* _WHAT THE TASK REQUIRES_
For the word "value", state how many lines of the records include it, with no other text.

* _INPUT RECORDS_
▼▼▼

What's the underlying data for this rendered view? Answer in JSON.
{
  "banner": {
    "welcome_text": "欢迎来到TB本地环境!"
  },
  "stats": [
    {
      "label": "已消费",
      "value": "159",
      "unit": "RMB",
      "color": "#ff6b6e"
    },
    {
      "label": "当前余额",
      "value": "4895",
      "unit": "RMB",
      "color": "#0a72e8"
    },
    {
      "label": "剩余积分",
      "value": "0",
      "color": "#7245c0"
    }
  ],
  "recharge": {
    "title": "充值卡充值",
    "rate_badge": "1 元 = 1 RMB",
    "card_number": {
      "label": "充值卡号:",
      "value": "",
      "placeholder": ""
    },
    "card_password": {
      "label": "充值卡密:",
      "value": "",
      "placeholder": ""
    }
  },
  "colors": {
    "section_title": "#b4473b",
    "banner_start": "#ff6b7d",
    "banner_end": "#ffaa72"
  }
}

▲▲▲

* _YOUR RESPONSE_
5